But what of all his hate Malcolm hated the white man. And from this power he drew his early success. His hate was justified, but it was very generalised. The white man committed terrible crimes in history, but it was also the general man on the street that would stick his nose up in the air and act superior on a day to day basis that would get Malcolm angry. It was out there. It kept happening, but this doesn't mean that was all that was out there. There were genuine white people who felt as Malcolm did, and perhaps they could have helped each other. But, that being said, I'm not sure he would have been as successful had his hate been tempered at the start. As he once said:
"So early in my life, I had learned that if you want something, you had better make some noise."

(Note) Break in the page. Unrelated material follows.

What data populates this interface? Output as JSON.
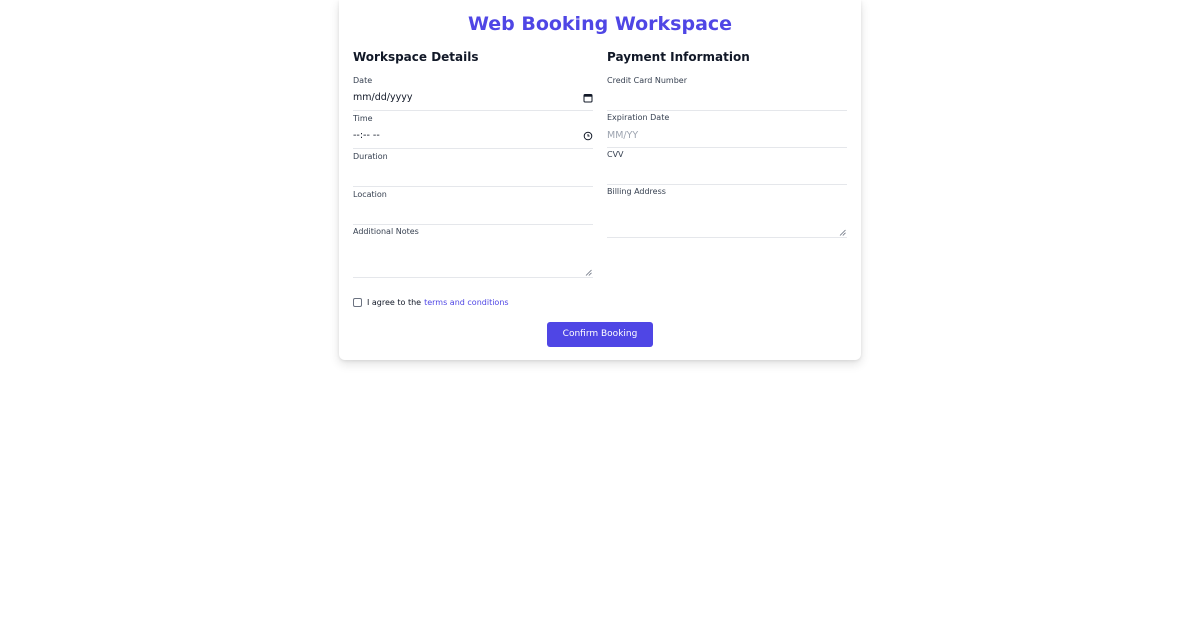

He needed the white man to know why he hated him.
The wasted potential of X
Malcolm X did wonders for black pride in America; he did wonders for the civil rights movement despite his hatred, but the true tragedy is we will never know how much more he could have done. When he was assassinated, he was at the peak of his intellect; he was at a moment where he realised that hatred wasn't necessarily the answer. After he became a full Muslim, in the traditional sense, after his pilgrimage to Mecca, he realised that Allah should have been his true guide not the false Elijah Mohamed. He was ready to face the world, this time himself. He was ready to throw his true heart out there. He'd learnt from his experience as The Nation's number two Muslim, and he was going to put his ideas into practice. But he was cut short, and the world weeps. He is often criticised for his hatred, but rarely recognised for what he became in the end. We will never know how far he could have gone with his Muslim Mosque Inc group. Could he have rivalled The Nation of Islam Could he have sped up black rights even further We shall never know, and that is why his potential was wasted. He always knew he would die by violence, and perhaps as he grew older he would have developed even further.
Malcolm X is a contentious figure even today, but he is a man who must be studied to be understood. Hearing his words, his anger, is not enough. We need to know where it came from and why it was born. This autobiography is honest, brutal and, above all, simply an outstanding piece of writing. There's so much to be gained from reading this.